While computer simulations of how the body metabolises drugs save both time and money, the best results when developing new drugs come from combining such simulations with laboratory experiments, reveals a researcher from the University of Gothenburg.
"My research demonstrates the benefits of combining traditional laboratory experiments with computer-based calculation models to understand and explain how the body's various enzymes interact with a drug when breaking it down," says Britta Bonn from the University of Gothenburg's Department of Chemistry. "It can really help when developing and designing molecules with the desired metabolic characteristics for a new drug."
When developing new drugs, it is important to understand how they will be broken down in the body, and which products are formed during this process. This breakdown of foreign substances is known as metabolism, and can be viewed as the conversion of the drug to a non-toxic, water-soluble product that can easily leave the body, in urine for example.
Enzymes does the job
Drug metabolism is the work of catalysts known as enzymes, and generally takes place in the liver. If a drug is broken down too effectively, it may not have the desired effect, and toxic metabolic products may form.

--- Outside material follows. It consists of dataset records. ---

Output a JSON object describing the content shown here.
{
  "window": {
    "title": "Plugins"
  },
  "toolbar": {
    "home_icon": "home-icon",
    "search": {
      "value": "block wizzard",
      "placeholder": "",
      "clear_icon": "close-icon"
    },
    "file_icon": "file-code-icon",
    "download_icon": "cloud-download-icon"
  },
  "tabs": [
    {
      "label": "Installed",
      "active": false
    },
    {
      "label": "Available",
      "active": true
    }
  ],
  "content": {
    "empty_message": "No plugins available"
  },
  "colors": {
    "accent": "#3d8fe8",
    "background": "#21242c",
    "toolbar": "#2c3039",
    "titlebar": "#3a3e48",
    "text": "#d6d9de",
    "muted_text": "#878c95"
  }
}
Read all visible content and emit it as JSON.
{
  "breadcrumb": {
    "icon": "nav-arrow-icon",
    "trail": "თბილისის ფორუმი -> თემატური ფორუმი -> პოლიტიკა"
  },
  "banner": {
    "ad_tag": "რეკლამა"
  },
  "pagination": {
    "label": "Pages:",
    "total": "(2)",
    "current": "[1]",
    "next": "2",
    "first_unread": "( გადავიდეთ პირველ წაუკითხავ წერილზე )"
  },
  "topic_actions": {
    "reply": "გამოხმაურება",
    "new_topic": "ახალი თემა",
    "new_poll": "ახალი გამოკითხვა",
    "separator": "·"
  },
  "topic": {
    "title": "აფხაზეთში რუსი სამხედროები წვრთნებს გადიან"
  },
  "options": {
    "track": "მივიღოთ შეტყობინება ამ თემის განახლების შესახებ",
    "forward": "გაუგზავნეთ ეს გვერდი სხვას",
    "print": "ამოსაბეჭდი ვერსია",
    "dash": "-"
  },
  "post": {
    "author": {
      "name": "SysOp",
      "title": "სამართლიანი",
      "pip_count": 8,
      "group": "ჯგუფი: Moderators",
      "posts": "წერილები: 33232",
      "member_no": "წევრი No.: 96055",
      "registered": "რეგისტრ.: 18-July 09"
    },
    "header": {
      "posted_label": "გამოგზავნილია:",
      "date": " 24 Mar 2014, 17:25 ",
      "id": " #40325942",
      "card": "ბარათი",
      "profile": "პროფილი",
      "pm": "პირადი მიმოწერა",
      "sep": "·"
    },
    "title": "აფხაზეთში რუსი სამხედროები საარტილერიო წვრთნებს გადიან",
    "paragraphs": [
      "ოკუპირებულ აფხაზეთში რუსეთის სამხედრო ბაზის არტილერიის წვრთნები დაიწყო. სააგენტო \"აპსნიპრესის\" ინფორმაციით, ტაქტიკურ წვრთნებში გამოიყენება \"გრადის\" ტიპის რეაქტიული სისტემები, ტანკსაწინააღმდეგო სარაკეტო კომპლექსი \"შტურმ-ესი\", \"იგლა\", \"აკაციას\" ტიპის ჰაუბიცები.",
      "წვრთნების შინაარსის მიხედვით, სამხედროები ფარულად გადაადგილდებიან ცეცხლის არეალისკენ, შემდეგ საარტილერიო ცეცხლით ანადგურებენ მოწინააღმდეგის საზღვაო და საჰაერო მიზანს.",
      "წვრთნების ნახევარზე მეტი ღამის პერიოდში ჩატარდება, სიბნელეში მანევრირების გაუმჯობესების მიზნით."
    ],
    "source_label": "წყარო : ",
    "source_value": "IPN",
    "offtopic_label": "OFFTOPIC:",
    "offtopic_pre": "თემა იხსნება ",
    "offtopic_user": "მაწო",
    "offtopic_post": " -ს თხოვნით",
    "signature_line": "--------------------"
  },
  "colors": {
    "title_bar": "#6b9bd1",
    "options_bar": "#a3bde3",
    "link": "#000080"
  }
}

It is therefore important to study and understand how drugs are broken down.
Traditionally laboratory experiments have been used to study drug/enzyme interactions, for example in cell-based systems in test tubes (in vitro). Recent years have also brought major progress in computer-based models (in silico) and information on the enzymes' 3D structures.
Combines in vitro and in silico
Britta Bonn has focused on two important enzymes from the CYP family, which are the most common drug-metabolising enzymes, both in vitro and in silico to understand how they interact with foreign substances.
"My studies aimed to find out things like how well a molecule binds to the enzymes, why a molecule binds better to one enzyme than another, and how quickly and where in the molecule metabolism occurs," says Bonn. "If we know more, we can change the molecules to produce the haracteristics we're after for new drugs."
|Contact: Britta Bonn|
University of Gothenburg